— Material provided —
________

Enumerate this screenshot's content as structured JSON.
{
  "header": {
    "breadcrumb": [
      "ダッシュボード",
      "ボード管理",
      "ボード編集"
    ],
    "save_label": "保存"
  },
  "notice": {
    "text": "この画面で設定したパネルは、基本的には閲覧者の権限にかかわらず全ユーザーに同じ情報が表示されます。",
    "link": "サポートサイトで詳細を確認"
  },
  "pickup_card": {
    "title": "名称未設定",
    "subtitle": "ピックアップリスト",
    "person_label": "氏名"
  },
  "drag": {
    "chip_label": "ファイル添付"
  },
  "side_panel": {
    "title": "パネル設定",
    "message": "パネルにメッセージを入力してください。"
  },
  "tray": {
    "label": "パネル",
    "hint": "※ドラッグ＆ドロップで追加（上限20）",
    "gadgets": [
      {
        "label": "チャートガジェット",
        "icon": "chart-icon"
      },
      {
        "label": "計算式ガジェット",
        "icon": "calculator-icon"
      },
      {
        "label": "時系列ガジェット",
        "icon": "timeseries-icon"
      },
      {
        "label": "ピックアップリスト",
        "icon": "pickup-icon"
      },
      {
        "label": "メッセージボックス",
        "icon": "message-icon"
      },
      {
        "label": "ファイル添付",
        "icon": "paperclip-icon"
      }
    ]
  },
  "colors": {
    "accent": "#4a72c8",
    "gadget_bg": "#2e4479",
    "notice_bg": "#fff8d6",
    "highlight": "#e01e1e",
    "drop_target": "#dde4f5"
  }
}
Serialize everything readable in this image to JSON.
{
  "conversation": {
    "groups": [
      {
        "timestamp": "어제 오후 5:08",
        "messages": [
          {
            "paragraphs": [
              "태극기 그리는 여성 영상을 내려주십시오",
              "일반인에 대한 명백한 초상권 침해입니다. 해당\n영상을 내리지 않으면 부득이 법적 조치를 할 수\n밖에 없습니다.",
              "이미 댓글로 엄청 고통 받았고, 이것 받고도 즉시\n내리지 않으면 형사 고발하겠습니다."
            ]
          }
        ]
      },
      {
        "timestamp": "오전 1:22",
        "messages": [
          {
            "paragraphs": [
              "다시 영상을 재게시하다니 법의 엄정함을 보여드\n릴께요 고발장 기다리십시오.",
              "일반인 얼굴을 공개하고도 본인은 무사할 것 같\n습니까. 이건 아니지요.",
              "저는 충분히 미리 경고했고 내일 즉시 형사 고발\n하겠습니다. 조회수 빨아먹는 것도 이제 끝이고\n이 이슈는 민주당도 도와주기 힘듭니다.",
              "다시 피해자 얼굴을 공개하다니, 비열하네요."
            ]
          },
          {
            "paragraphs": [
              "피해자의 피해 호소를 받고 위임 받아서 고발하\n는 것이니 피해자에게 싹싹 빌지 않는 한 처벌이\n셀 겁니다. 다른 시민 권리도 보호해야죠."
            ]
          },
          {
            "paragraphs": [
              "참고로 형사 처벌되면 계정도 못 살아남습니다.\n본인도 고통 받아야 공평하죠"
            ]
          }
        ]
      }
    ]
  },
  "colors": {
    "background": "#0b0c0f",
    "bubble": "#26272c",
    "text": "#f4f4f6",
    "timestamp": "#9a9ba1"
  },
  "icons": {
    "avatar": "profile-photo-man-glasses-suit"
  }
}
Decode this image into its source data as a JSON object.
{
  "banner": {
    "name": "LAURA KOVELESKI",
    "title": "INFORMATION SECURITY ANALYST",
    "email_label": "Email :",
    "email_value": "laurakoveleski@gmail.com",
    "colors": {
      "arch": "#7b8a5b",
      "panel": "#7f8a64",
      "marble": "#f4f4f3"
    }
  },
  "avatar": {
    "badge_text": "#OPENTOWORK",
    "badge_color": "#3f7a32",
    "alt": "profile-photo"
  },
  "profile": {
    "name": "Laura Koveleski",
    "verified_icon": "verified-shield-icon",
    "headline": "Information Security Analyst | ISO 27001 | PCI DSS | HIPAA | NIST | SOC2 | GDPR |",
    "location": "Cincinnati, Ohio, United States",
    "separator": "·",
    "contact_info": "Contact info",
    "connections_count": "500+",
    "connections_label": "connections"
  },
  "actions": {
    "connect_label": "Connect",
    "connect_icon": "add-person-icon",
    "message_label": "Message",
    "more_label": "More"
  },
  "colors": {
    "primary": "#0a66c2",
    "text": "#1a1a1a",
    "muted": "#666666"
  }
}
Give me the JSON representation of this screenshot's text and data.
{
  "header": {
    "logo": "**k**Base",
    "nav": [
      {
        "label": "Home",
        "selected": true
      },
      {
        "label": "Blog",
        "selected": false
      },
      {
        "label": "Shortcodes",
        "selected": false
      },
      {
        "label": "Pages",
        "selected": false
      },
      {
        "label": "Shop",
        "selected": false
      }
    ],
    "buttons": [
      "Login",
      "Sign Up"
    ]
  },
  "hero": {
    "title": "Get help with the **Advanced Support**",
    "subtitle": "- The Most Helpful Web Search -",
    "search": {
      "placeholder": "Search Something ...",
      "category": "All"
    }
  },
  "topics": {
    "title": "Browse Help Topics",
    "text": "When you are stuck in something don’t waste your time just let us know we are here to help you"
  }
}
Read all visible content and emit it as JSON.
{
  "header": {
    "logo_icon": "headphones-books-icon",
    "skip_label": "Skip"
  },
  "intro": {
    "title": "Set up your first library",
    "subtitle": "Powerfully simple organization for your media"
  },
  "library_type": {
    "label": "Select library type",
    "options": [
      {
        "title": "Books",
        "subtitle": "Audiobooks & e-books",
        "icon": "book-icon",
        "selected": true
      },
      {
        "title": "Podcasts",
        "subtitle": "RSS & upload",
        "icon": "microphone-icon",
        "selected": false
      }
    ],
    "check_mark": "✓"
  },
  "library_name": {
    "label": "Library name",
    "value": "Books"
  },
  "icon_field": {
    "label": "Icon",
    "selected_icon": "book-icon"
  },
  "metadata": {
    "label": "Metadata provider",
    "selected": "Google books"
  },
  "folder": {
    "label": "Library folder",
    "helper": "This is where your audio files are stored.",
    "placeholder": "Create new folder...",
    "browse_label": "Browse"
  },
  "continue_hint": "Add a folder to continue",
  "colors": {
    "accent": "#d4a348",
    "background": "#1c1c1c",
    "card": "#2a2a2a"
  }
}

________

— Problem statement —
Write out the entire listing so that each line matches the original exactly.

— Output below —
Enumerate this screenshot's content as structured JSON.
{
  "header": {
    "breadcrumb": [
      "ダッシュボード",
      "ボード管理",
      "ボード編集"
    ],
    "save_label": "保存"
  },
  "notice": {
    "text": "この画面で設定したパネルは、基本的には閲覧者の権限にかかわらず全ユーザーに同じ情報が表示されます。",
    "link": "サポートサイトで詳細を確認"
  },
  "pickup_card": {
    "title": "名称未設定",
    "subtitle": "ピックアップリスト",
    "person_label": "氏名"
  },
  "drag": {
    "chip_label": "ファイル添付"
  },
  "side_panel": {
    "title": "パネル設定",
    "message": "パネルにメッセージを入力してください。"
  },
  "tray": {
    "label": "パネル",
    "hint": "※ドラッグ＆ドロップで追加（上限20）",
    "gadgets": [
      {
        "label": "チャートガジェット",
        "icon": "chart-icon"
      },
      {
        "label": "計算式ガジェット",
        "icon": "calculator-icon"
      },
      {
        "label": "時系列ガジェット",
        "icon": "timeseries-icon"
      },
      {
        "label": "ピックアップリスト",
        "icon": "pickup-icon"
      },
      {
        "label": "メッセージボックス",
        "icon": "message-icon"
      },
      {
        "label": "ファイル添付",
        "icon": "paperclip-icon"
      }
    ]
  },
  "colors": {
    "accent": "#4a72c8",
    "gadget_bg": "#2e4479",
    "notice_bg": "#fff8d6",
    "highlight": "#e01e1e",
    "drop_target": "#dde4f5"
  }
}
Serialize everything readable in this image to JSON.
{
  "conversation": {
    "groups": [
      {
        "timestamp": "어제 오후 5:08",
        "messages": [
          {
            "paragraphs": [
              "태극기 그리는 여성 영상을 내려주십시오",
              "일반인에 대한 명백한 초상권 침해입니다. 해당\n영상을 내리지 않으면 부득이 법적 조치를 할 수\n밖에 없습니다.",
              "이미 댓글로 엄청 고통 받았고, 이것 받고도 즉시\n내리지 않으면 형사 고발하겠습니다."
            ]
          }
        ]
      },
      {
        "timestamp": "오전 1:22",
        "messages": [
          {
            "paragraphs": [
              "다시 영상을 재게시하다니 법의 엄정함을 보여드\n릴께요 고발장 기다리십시오.",
              "일반인 얼굴을 공개하고도 본인은 무사할 것 같\n습니까. 이건 아니지요.",
              "저는 충분히 미리 경고했고 내일 즉시 형사 고발\n하겠습니다. 조회수 빨아먹는 것도 이제 끝이고\n이 이슈는 민주당도 도와주기 힘듭니다.",
              "다시 피해자 얼굴을 공개하다니, 비열하네요."
            ]
          },
          {
            "paragraphs": [
              "피해자의 피해 호소를 받고 위임 받아서 고발하\n는 것이니 피해자에게 싹싹 빌지 않는 한 처벌이\n셀 겁니다. 다른 시민 권리도 보호해야죠."
            ]
          },
          {
            "paragraphs": [
              "참고로 형사 처벌되면 계정도 못 살아남습니다.\n본인도 고통 받아야 공평하죠"
            ]
          }
        ]
      }
    ]
  },
  "colors": {
    "background": "#0b0c0f",
    "bubble": "#26272c",
    "text": "#f4f4f6",
    "timestamp": "#9a9ba1"
  },
  "icons": {
    "avatar": "profile-photo-man-glasses-suit"
  }
}
Decode this image into its source data as a JSON object.
{
  "banner": {
    "name": "LAURA KOVELESKI",
    "title": "INFORMATION SECURITY ANALYST",
    "email_label": "Email :",
    "email_value": "laurakoveleski@gmail.com",
    "colors": {
      "arch": "#7b8a5b",
      "panel": "#7f8a64",
      "marble": "#f4f4f3"
    }
  },
  "avatar": {
    "badge_text": "#OPENTOWORK",
    "badge_color": "#3f7a32",
    "alt": "profile-photo"
  },
  "profile": {
    "name": "Laura Koveleski",
    "verified_icon": "verified-shield-icon",
    "headline": "Information Security Analyst | ISO 27001 | PCI DSS | HIPAA | NIST | SOC2 | GDPR |",
    "location": "Cincinnati, Ohio, United States",
    "separator": "·",
    "contact_info": "Contact info",
    "connections_count": "500+",
    "connections_label": "connections"
  },
  "actions": {
    "connect_label": "Connect",
    "connect_icon": "add-person-icon",
    "message_label": "Message",
    "more_label": "More"
  },
  "colors": {
    "primary": "#0a66c2",
    "text": "#1a1a1a",
    "muted": "#666666"
  }
}
Give me the JSON representation of this screenshot's text and data.
{
  "header": {
    "logo": "**k**Base",
    "nav": [
      {
        "label": "Home",
        "selected": true
      },
      {
        "label": "Blog",
        "selected": false
      },
      {
        "label": "Shortcodes",
        "selected": false
      },
      {
        "label": "Pages",
        "selected": false
      },
      {
        "label": "Shop",
        "selected": false
      }
    ],
    "buttons": [
      "Login",
      "Sign Up"
    ]
  },
  "hero": {
    "title": "Get help with the **Advanced Support**",
    "subtitle": "- The Most Helpful Web Search -",
    "search": {
      "placeholder": "Search Something ...",
      "category": "All"
    }
  },
  "topics": {
    "title": "Browse Help Topics",
    "text": "When you are stuck in something don’t waste your time just let us know we are here to help you"
  }
}
Read all visible content and emit it as JSON.
{
  "header": {
    "logo_icon": "headphones-books-icon",
    "skip_label": "Skip"
  },
  "intro": {
    "title": "Set up your first library",
    "subtitle": "Powerfully simple organization for your media"
  },
  "library_type": {
    "label": "Select library type",
    "options": [
      {
        "title": "Books",
        "subtitle": "Audiobooks & e-books",
        "icon": "book-icon",
        "selected": true
      },
      {
        "title": "Podcasts",
        "subtitle": "RSS & upload",
        "icon": "microphone-icon",
        "selected": false
      }
    ],
    "check_mark": "✓"
  },
  "library_name": {
    "label": "Library name",
    "value": "Books"
  },
  "icon_field": {
    "label": "Icon",
    "selected_icon": "book-icon"
  },
  "metadata": {
    "label": "Metadata provider",
    "selected": "Google books"
  },
  "folder": {
    "label": "Library folder",
    "helper": "This is where your audio files are stored.",
    "placeholder": "Create new folder...",
    "browse_label": "Browse"
  },
  "continue_hint": "Add a folder to continue",
  "colors": {
    "accent": "#d4a348",
    "background": "#1c1c1c",
    "card": "#2a2a2a"
  }
}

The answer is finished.